**Records from a collection**.
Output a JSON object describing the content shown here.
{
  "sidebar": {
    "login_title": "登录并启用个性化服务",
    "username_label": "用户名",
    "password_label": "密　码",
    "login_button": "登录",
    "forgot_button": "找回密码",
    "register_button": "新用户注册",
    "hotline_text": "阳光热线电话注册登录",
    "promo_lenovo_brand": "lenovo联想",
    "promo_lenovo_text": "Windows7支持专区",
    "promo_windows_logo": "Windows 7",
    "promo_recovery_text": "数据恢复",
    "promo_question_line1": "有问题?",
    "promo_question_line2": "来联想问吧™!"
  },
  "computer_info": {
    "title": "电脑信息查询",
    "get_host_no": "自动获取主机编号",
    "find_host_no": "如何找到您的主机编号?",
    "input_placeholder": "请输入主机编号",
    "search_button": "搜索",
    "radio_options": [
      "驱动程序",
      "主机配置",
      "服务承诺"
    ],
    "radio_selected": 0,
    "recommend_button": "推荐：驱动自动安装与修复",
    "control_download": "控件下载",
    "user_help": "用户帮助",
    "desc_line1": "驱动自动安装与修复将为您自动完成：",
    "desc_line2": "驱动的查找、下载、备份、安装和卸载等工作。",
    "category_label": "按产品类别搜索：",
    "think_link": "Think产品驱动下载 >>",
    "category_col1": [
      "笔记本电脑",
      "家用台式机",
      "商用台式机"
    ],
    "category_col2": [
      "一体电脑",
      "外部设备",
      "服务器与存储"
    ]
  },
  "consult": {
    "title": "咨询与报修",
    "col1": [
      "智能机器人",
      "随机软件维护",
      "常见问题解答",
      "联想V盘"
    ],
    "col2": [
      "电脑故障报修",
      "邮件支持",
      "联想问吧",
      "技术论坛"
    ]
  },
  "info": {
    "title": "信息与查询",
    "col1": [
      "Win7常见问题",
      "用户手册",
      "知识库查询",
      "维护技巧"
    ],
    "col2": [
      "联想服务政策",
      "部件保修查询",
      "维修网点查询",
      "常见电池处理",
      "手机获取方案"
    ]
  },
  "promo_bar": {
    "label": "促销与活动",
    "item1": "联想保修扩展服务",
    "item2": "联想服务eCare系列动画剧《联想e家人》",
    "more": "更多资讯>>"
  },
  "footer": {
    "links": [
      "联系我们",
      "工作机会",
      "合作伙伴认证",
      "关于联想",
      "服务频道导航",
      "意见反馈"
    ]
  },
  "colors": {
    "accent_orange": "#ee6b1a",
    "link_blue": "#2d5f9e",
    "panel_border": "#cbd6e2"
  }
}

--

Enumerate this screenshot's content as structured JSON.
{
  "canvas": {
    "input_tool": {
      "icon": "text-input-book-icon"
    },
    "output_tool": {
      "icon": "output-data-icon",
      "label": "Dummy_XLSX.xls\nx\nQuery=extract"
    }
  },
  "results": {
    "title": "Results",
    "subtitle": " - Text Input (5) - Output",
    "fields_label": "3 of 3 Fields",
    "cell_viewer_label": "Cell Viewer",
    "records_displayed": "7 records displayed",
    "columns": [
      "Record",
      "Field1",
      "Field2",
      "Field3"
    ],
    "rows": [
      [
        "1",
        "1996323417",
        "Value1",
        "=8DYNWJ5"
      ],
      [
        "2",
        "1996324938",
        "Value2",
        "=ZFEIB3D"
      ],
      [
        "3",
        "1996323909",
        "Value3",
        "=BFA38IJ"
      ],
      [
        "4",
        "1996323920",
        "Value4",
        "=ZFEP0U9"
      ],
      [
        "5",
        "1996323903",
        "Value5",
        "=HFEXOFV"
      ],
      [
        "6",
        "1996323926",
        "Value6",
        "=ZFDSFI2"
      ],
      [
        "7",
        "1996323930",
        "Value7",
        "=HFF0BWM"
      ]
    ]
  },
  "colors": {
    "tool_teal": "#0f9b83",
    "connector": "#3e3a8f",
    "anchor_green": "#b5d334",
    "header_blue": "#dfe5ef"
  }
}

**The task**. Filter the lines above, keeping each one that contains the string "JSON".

**Response to this task**.
Output a JSON object describing the content shown here.
Enumerate this screenshot's content as structured JSON.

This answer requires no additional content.